“I don’t want to hurt people,” she insisted. But her adrenal response said otherwise, and it frightened her.

“If you applied yourself, worked and studied hard, learned true combat techniques, you could be a fine Security officer. You would be able to kick the collective arses of the border worlds’ criminals and hold nefarious characters to justice all the way to the Delta Quadrant,” he said with aplomb.

“But what if that’s not what I want?” Eve said in a small voice.

“Don’t push her,” Patrice said to her husband. “She’s only fourteen.”

“She’s old enough to hone that talent she has into something purposeful and disciplined. Then it won’t control her anymore.”

“Fighting is a talent?” Eve asked doubtfully.

Patrice reluctantly agreed. “He’s right. People study for years to learn to defend themselves or fight enemy threats.”

Seamus continued. “Being able to physically injure or even kill someone doesn’t mean you have to use it. But if you take responsibility for it and ownership of it, you don’t have to worry anymore that you’ll lash out when you don’t want to.”

Eve’s mother sighed. “That man in the courtyard was ignorant, certainly, but he was just as innocent as you. He was guided by a hatred you had no control over and did not cause.”

“I never wanted to know anything of Cardassians. I renounce it.”

“And your father and I agreed. But maybe that was a mistake. Maybe the only way you can truly move past this is to embrace where you came from.”

They stopped at the crest of a small hill to enjoy the orchid and coral colored sunset. Seamus embraced his wife and daughter, kissing them each on the forehead. “Giving up something isn’t as meaningful unless you know exactly what you’re giving up.”


Location: USS ANUBIS

Scene: Sickbay

Shar’El breathed in, then out. It was quiet, for now. Her mind purposefully wandered, trying to find clarity and peace from the fright of her moments sleeping. That… dream. She didn’t remember dreaming that way before. Her memories, whether they be her own or those of another, had always held a great deal more import than things that went bump in the night.

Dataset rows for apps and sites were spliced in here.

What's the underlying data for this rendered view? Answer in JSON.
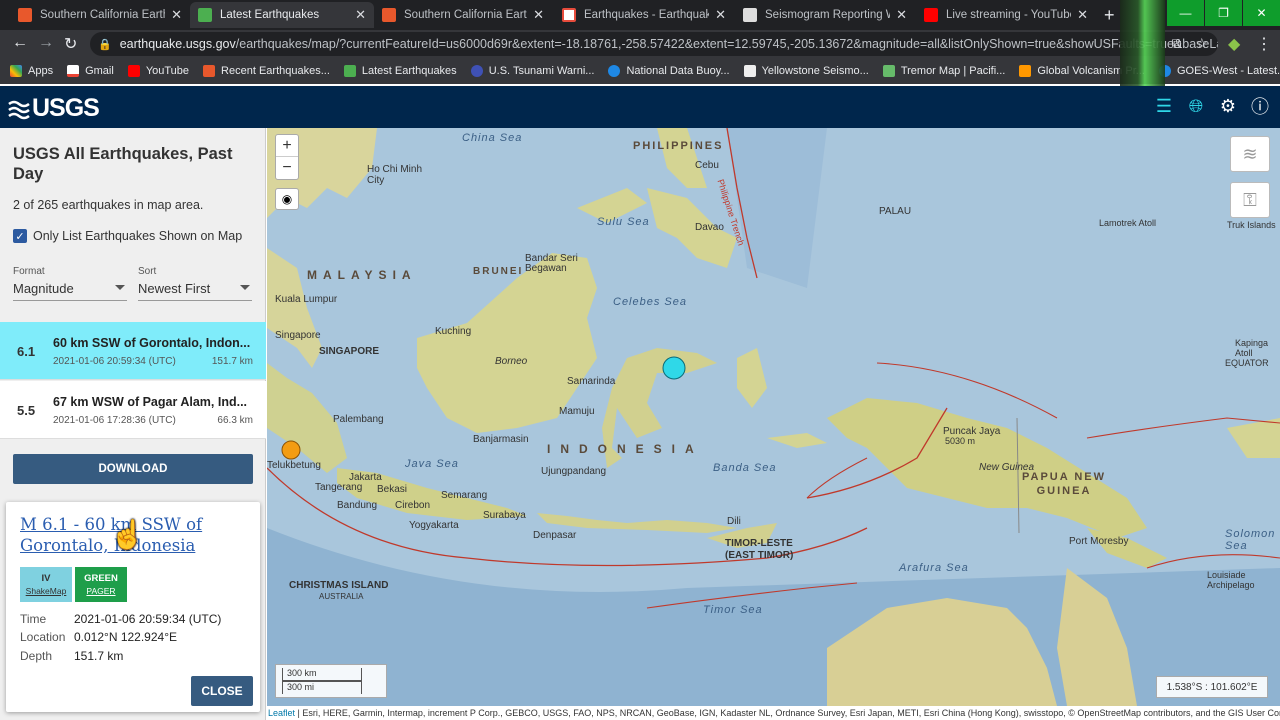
{
  "browser": {
    "tabs": [
      {
        "title": "Southern California Earthqua",
        "icon": "usgs-favicon",
        "color": "#e8582c"
      },
      {
        "title": "Latest Earthquakes",
        "icon": "earthquake-favicon",
        "color": "#4caf50"
      },
      {
        "title": "Southern California Earthqu",
        "icon": "usgs-favicon",
        "color": "#e8582c"
      },
      {
        "title": "Earthquakes - Earthquake to",
        "icon": "chart-favicon",
        "color": "#e74c3c"
      },
      {
        "title": "Seismogram Reporting Wrap",
        "icon": "seismogram-favicon",
        "color": "#666666"
      },
      {
        "title": "Live streaming - YouTube Stu",
        "icon": "youtube-favicon",
        "color": "#ff0000"
      }
    ],
    "url_domain": "earthquake.usgs.gov",
    "url_path": "/earthquakes/map/?currentFeatureId=us6000d69r&extent=-18.18761,-258.57422&extent=12.59745,-205.13672&magnitude=all&listOnlyShown=true&showUSFaults=true&baseLa...",
    "bookmarks": [
      {
        "label": "Apps",
        "icon": "apps-icon",
        "color": "#ea4335"
      },
      {
        "label": "Gmail",
        "icon": "gmail-icon",
        "color": "#ea4335"
      },
      {
        "label": "YouTube",
        "icon": "youtube-icon",
        "color": "#ff0000"
      },
      {
        "label": "Recent Earthquakes...",
        "icon": "earthquake-icon",
        "color": "#e8582c"
      },
      {
        "label": "Latest Earthquakes",
        "icon": "earthquake-icon",
        "color": "#4caf50"
      },
      {
        "label": "U.S. Tsunami Warni...",
        "icon": "noaa-icon",
        "color": "#3f51b5"
      },
      {
        "label": "National Data Buoy...",
        "icon": "noaa-icon",
        "color": "#1e88e5"
      },
      {
        "label": "Yellowstone Seismo...",
        "icon": "seismo-icon",
        "color": "#555555"
      },
      {
        "label": "Tremor Map | Pacifi...",
        "icon": "tremor-icon",
        "color": "#66bb6a"
      },
      {
        "label": "Global Volcanism Pr...",
        "icon": "volcano-icon",
        "color": "#ff9800"
      },
      {
        "label": "GOES-West - Latest...",
        "icon": "noaa-icon",
        "color": "#1e88e5"
      }
    ]
  },
  "usgs": {
    "logo_text": "USGS"
  },
  "sidebar": {
    "title": "USGS All Earthquakes, Past Day",
    "count": "2 of 265 earthquakes in map area.",
    "only_list_label": "Only List Earthquakes Shown on Map",
    "format_label": "Format",
    "format_value": "Magnitude",
    "sort_label": "Sort",
    "sort_value": "Newest First",
    "earthquakes": [
      {
        "mag": "6.1",
        "place": "60 km SSW of Gorontalo, Indon...",
        "time": "2021-01-06 20:59:34 (UTC)",
        "depth": "151.7 km",
        "selected": true
      },
      {
        "mag": "5.5",
        "place": "67 km WSW of Pagar Alam, Ind...",
        "time": "2021-01-06 17:28:36 (UTC)",
        "depth": "66.3 km",
        "selected": false
      }
    ],
    "download_label": "DOWNLOAD"
  },
  "popup": {
    "title": "M 6.1 - 60 km SSW of Gorontalo, Indonesia",
    "shakemap_level": "IV",
    "shakemap_label": "ShakeMap",
    "pager_level": "GREEN",
    "pager_label": "PAGER",
    "time_label": "Time",
    "time_value": "2021-01-06 20:59:34 (UTC)",
    "location_label": "Location",
    "location_value": "0.012°N 122.924°E",
    "depth_label": "Depth",
    "depth_value": "151.7 km",
    "close_label": "CLOSE"
  },
  "map": {
    "labels": {
      "china_sea": "China Sea",
      "philippines": "PHILIPPINES",
      "cebu": "Cebu",
      "hochiminh": "Ho Chi Minh City",
      "sulu_sea": "Sulu Sea",
      "davao": "Davao",
      "palau": "PALAU",
      "lamotrek": "Lamotrek Atoll",
      "truk": "Truk Islands",
      "malaysia": "MALAYSIA",
      "brunei": "BRUNEI",
      "bandar": "Bandar Seri Begawan",
      "celebes_sea": "Celebes Sea",
      "kuala": "Kuala Lumpur",
      "kuching": "Kuching",
      "singapore_city": "Singapore",
      "singapore": "SINGAPORE",
      "borneo": "Borneo",
      "samarinda": "Samarinda",
      "equator": "EQUATOR",
      "kapinga": "Kapinga Atoll",
      "palembang": "Palembang",
      "mamuju": "Mamuju",
      "banjarmasin": "Banjarmasin",
      "indonesia": "INDONESIA",
      "java_sea": "Java Sea",
      "banda_sea": "Banda Sea",
      "puncak": "Puncak Jaya",
      "puncak_elev": "5030 m",
      "new_guinea": "New Guinea",
      "png": "PAPUA NEW GUINEA",
      "telukbetung": "Telukbetung",
      "jakarta": "Jakarta",
      "tangerang": "Tangerang",
      "bekasi": "Bekasi",
      "ujungpandang": "Ujungpandang",
      "bandung": "Bandung",
      "cirebon": "Cirebon",
      "semarang": "Semarang",
      "yogyakarta": "Yogyakarta",
      "surabaya": "Surabaya",
      "denpasar": "Denpasar",
      "dili": "Dili",
      "timor": "TIMOR-LESTE",
      "east_timor": "(EAST TIMOR)",
      "port_moresby": "Port Moresby",
      "solomon": "Solomon Sea",
      "louisiade": "Louisiade Archipelago",
      "christmas": "CHRISTMAS ISLAND",
      "australia_small": "AUSTRALIA",
      "arafura": "Arafura Sea",
      "timor_sea": "Timor Sea",
      "trench": "Philippine Trench"
    },
    "scale_km": "300 km",
    "scale_mi": "300 mi",
    "coords": "1.538°S : 101.602°E",
    "attribution_leaflet": "Leaflet",
    "attribution_text": " | Esri, HERE, Garmin, Intermap, increment P Corp., GEBCO, USGS, FAO, NPS, NRCAN, GeoBase, IGN, Kadaster NL, Ordnance Survey, Esri Japan, METI, Esri China (Hong Kong), swisstopo, © OpenStreetMap contributors, and the GIS User Community",
    "quake_colors": {
      "recent": "#2fd8e8",
      "older": "#f39c12"
    }
  }
}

Her gaze had remained on the Cns, who was seated nearby. Eve was awake, but looked like she shouldn’t be, and appeared to be deep in thought. Shar’El had been following along in her own way, her curiosity outweighing everything else despite how different she felt.

The Ullian’s brush with the machine had left a lasting imprint on her. Her mind was still an orderly place, with row upon row of virtual file cabinets and folders, with each memory and experience having their place. Any of them could be pulled upon and sampled on a whim. But there was a certain fullness that had not been there before. Even as she observed Eve’s childhood, she could feel the intense need to probe at these new arrivals, wondering what they could teach her.


The Cardassian born woman blinked, realizing that Shar’El was speaking to her.  Embarrassment crept into her face. “Sorry, I didn’t hear you.”

“Maybe it’s time for you to rest,” The ILO suggested.

Eve sighed and rubbed the back of her neck. “Will you be alright?” she asked, referring to both her and the aCMO.

“I think so,” Shar’El offered.  “And, we are in Sickbay after all.”

Logic prevailed, and Eve stood with the slightest sway. Fatigue had wrapped itself around her like a blanket. She nodded in recognition and turned to leave.

“You shouldn’t doubt yourself so much.” The words were out of Shar’El’s mouth in an instant, and even she felt surprise at the unfiltered advice.

Eve turned to look at the raven haired ILO. She was smiling, but her eyes were sad. “I probably always will.”


Susan Ledbetter

Lt JG Eve Dalziel